Route 9: Christianslundsskoven

The forest, which covers an area of 25 hectares, is scenially situated by the Great Belt, not far from the town. 

Christianslundsskoven 1,8km. 

Most of the trees are beech, mixed with oak, ash, maple, small-leaved maple and alder. Walking around the wood, you will also see trees such as larch, silver fir, Douglas fir and red oak.

Today, the forest has become such an urban forest that it is rare to spot game such as roe deer, foxes and hares there. If you have control of your dog, you can walk it here without a leash. 

At the entrance to Strandalleen from Christiansslundsvej, you can see two white stone posts, with an inscription of the year 18-38. This makrs the year when the forest was given its current name. Up until 1838, foe forest was called Hesselet, but when Prince Christian (later King Christian VIII.) visited the forest, it was given its current name and the two posts were erected. 

South of the forest you will find one of Denmark's largest conference centres, Hotel Nyborg Strand. Hotel Hesselet, which is built in Japanese style, is situated in the forest. 

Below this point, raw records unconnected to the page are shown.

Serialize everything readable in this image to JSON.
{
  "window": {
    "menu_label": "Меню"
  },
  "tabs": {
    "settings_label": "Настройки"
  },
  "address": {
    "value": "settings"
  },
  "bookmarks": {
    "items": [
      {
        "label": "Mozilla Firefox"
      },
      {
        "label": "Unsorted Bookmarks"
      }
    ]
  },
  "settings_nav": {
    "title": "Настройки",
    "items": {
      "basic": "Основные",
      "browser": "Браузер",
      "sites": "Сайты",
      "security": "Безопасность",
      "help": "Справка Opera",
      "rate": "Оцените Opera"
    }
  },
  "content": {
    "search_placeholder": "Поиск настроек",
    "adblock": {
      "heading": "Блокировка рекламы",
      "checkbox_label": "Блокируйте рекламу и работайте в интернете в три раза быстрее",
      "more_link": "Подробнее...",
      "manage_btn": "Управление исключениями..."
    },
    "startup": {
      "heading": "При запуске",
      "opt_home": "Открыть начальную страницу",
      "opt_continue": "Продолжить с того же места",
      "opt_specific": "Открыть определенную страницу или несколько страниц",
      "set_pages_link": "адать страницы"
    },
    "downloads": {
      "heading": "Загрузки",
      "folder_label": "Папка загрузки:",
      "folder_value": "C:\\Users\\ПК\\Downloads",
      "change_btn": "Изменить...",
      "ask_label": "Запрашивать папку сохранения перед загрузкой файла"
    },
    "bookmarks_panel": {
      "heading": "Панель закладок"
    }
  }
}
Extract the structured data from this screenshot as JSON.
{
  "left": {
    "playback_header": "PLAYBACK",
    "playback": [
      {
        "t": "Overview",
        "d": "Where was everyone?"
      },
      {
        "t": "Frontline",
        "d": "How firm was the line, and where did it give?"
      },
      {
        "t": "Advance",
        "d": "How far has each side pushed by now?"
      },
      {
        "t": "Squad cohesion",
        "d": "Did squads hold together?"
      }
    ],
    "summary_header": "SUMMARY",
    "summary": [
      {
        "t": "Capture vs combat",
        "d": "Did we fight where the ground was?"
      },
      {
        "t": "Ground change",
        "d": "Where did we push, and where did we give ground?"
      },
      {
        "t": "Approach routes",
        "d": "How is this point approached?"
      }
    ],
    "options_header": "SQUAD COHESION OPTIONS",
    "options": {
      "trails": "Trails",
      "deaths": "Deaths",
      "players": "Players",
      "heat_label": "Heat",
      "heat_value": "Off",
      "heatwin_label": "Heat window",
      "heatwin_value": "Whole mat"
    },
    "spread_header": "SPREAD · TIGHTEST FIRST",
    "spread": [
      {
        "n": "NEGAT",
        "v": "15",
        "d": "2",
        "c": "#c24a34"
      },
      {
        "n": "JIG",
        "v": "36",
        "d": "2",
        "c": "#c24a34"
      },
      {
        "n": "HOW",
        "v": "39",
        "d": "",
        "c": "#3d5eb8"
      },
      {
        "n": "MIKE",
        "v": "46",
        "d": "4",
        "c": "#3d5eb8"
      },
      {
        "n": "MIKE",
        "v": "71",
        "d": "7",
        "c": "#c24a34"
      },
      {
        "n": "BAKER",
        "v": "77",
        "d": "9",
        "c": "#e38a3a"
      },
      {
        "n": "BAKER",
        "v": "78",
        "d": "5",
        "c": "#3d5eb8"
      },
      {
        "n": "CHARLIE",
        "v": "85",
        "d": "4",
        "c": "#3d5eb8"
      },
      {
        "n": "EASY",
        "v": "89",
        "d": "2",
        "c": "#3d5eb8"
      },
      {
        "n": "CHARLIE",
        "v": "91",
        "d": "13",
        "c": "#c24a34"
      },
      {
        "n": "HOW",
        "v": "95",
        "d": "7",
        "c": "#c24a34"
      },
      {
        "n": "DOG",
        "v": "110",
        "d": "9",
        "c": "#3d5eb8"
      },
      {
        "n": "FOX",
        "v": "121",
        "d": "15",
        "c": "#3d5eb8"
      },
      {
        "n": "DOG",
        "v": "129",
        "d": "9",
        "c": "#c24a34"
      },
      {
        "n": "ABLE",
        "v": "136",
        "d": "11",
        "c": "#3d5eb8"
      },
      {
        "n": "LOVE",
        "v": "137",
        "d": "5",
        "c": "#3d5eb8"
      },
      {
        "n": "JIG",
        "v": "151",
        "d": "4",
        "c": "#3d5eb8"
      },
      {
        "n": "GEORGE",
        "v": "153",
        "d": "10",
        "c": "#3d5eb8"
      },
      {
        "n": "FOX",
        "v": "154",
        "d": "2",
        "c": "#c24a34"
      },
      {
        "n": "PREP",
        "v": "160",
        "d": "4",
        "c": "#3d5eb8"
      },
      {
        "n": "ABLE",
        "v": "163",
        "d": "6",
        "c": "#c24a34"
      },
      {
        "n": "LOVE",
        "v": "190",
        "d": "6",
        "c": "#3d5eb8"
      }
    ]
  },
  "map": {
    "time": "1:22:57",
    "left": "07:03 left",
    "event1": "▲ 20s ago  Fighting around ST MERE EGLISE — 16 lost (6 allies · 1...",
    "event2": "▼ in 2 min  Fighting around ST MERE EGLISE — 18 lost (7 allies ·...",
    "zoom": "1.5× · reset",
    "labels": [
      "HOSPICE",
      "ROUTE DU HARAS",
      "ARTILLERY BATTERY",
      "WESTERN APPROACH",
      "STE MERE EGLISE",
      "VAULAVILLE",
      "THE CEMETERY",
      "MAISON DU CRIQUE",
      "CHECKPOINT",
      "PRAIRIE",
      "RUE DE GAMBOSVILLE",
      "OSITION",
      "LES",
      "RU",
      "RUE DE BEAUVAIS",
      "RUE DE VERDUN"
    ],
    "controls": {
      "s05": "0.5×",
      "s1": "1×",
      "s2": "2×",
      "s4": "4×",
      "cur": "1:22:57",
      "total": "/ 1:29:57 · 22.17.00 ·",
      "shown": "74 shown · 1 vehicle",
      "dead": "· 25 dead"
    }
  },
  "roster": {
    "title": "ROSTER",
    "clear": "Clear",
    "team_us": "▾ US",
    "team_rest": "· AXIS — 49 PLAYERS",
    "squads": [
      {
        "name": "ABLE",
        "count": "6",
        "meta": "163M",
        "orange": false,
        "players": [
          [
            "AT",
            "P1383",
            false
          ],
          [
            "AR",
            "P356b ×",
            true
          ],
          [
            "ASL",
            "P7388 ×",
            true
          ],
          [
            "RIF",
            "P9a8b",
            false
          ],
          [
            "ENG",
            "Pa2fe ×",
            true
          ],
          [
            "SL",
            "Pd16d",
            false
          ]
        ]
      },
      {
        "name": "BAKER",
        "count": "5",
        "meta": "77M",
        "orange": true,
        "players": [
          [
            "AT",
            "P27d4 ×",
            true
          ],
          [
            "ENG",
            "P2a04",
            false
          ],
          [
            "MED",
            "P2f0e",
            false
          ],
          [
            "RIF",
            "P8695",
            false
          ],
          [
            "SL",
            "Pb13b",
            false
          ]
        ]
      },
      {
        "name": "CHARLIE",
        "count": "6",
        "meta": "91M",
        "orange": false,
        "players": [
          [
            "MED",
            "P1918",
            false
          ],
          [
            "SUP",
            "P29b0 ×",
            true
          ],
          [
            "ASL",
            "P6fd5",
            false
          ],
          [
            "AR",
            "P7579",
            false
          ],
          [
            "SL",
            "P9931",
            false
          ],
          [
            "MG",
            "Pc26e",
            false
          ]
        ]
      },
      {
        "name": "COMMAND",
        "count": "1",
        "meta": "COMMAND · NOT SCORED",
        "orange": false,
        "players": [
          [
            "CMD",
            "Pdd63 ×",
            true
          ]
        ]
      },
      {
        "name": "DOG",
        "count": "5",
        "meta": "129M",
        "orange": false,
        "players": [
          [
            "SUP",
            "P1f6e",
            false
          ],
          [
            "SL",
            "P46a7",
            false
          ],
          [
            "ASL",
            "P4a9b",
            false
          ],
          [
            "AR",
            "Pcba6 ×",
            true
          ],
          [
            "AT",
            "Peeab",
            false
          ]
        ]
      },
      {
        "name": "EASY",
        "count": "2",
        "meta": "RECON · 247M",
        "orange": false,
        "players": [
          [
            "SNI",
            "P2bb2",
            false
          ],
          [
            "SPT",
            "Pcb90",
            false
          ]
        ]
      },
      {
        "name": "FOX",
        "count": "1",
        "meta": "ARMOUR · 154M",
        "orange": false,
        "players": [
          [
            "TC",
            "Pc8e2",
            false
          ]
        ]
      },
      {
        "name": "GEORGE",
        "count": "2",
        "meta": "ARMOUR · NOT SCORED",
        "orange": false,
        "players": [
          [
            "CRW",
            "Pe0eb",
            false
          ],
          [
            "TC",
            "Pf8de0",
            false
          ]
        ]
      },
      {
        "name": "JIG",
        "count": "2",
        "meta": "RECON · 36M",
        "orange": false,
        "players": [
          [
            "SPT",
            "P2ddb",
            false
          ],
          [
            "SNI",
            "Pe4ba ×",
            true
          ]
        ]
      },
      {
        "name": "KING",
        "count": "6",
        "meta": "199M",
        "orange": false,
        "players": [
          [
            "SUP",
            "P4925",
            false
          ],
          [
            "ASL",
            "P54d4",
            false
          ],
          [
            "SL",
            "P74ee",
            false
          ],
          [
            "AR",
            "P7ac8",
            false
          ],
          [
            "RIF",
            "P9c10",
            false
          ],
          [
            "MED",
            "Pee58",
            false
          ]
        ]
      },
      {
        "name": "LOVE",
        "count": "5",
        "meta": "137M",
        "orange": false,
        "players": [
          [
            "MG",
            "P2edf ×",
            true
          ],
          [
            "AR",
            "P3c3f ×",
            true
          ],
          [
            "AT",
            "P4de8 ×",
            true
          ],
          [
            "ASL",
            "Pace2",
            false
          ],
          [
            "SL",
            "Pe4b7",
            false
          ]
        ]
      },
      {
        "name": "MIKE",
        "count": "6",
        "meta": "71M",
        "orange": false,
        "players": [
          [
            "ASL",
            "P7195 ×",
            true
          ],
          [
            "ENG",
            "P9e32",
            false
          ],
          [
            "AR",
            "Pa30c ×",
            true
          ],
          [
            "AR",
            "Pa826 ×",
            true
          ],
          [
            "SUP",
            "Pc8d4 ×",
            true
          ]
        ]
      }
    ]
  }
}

The Restaurant Lieffroy is situated in the northern part of the forest overlooking the Great Belt, with an idyllic green area housing a beautiful thatched pavilion and several old solitary trees. One of these trees, an oak, was planted to mark women's right to vote in 1915. During the year, various public events are held on the lawn, such as popinjay shooting, Midsummer's Eve, concerts, etc.